In 1986, as Director of the Douglas Hyde Gallery, I invited the Northern Ireland based critic Brian Mc Avera to collaborate on an exhibition of Northern Irish artists whose work directly addressed the political situation in the province.
There were more than fifteen artists in the exhibition amongst them, Willie Doherty, Locky Morris, Una Walker, Victor Sloan, Diarmuid Delargy, Rita Duffy, Dermot Seymour and John Kindness. Kindness’ art employed satire and cartooning to expose the more outrageous acts of sectarianism on both sides of the divide. For the Douglas Hyde exhibition, entitled Directions Out, Kindness drew a large linear cartoon on canvas on the Gallery’s north wall. During the exhibition he worked each day at completing the image and also making himself available to discuss his work and the exhibition with the exhibition’s
The title, Night Canvass, plays both, against the usual bucolic depiction of night, and, on the idea of door-todoor political canvassing. There are many references in the image, most directly, the light bulb and its radiating glow echoing Picasso’s great political painting Guernica, 1937. The flock wallpaper carries appliquéd ovals of Gerry Adams and Ian Paisley, at the time diametrically opposed hardliners.
In the past twenty–two years since this canvas was created profound changes within the Northern Ireland situation renders this work a product of its period.
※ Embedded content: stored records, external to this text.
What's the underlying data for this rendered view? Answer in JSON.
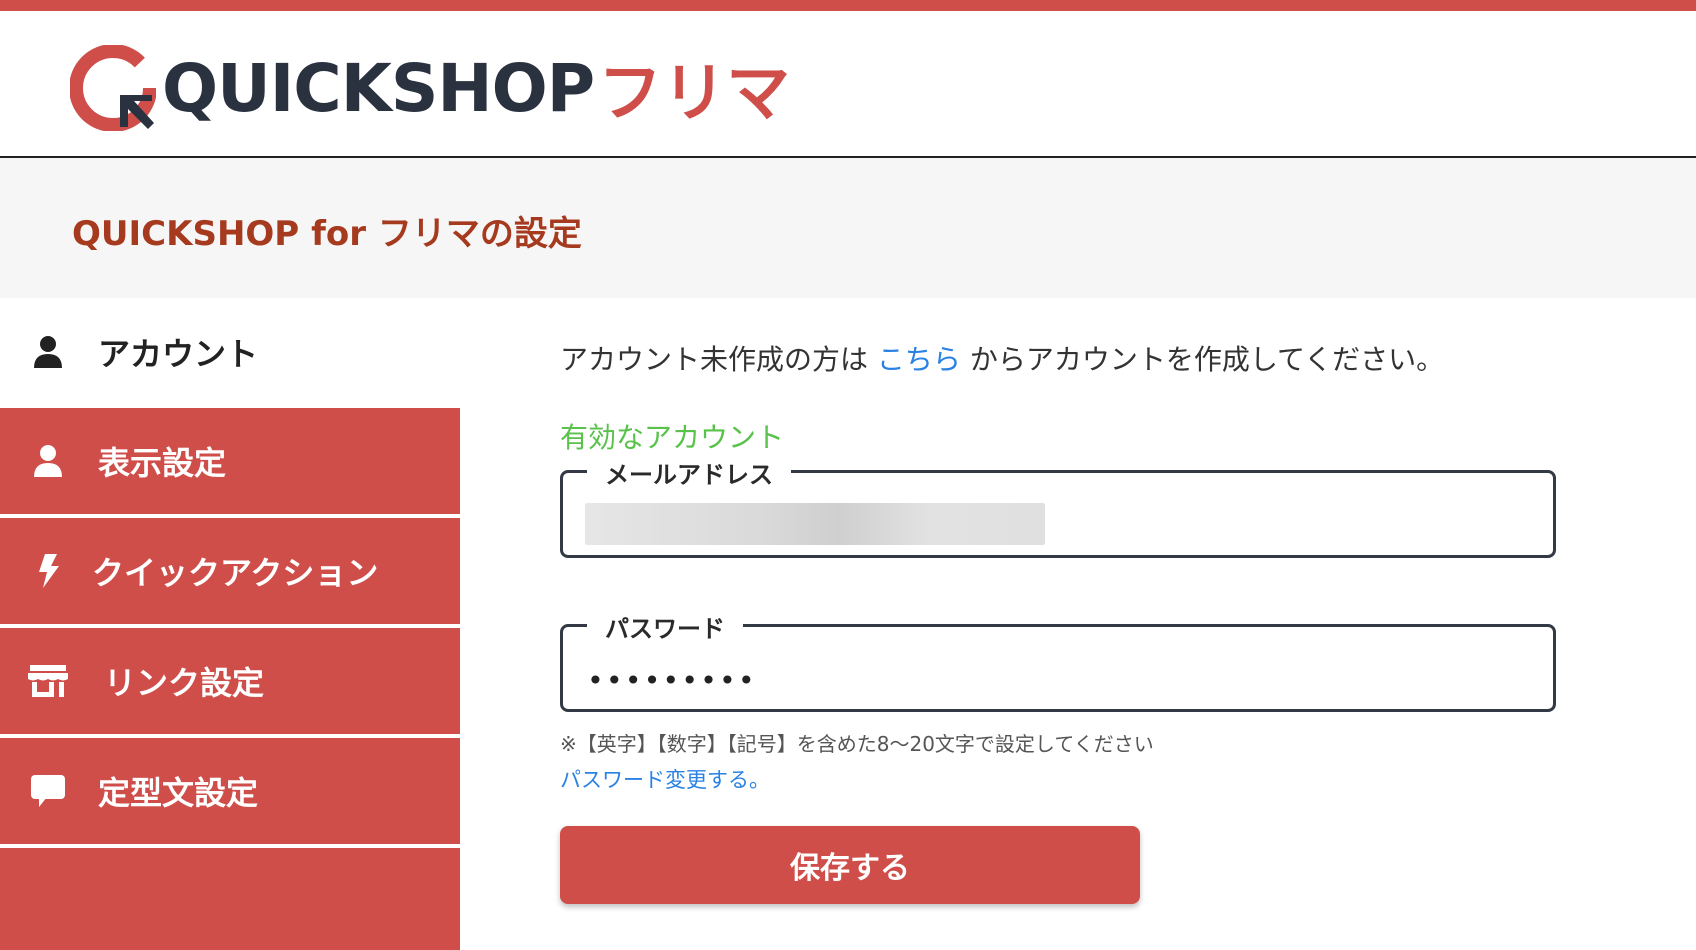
{
  "colors": {
    "brand_red": "#cf4e4a",
    "title_red": "#a63a1e",
    "link_blue": "#2a82e4",
    "valid_green": "#58c24a",
    "dark": "#2a3240"
  },
  "header": {
    "logo_text": "QUICKSHOP",
    "logo_sub": "フリマ"
  },
  "settings": {
    "title": "QUICKSHOP for フリマの設定"
  },
  "sidebar": {
    "items": [
      {
        "label": "アカウント",
        "icon": "user-icon",
        "active": true
      },
      {
        "label": "表示設定",
        "icon": "user-icon"
      },
      {
        "label": "クイックアクション",
        "icon": "lightning-icon"
      },
      {
        "label": "リンク設定",
        "icon": "store-icon"
      },
      {
        "label": "定型文設定",
        "icon": "speech-bubble-icon"
      }
    ]
  },
  "main": {
    "intro_before": "アカウント未作成の方は ",
    "intro_link": "こちら",
    "intro_after": " からアカウントを作成してください。",
    "valid_account": "有効なアカウント",
    "email": {
      "label": "メールアドレス",
      "value": ""
    },
    "password": {
      "label": "パスワード",
      "value": "•••••••••"
    },
    "hint": "※【英字】【数字】【記号】を含めた8〜20文字で設定してください",
    "change_password": "パスワード変更する。",
    "save_label": "保存する"
  }
}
But in 1987, a total of 97 people were murdered in sectarian attacks in the province.
Patrick T. Murphy.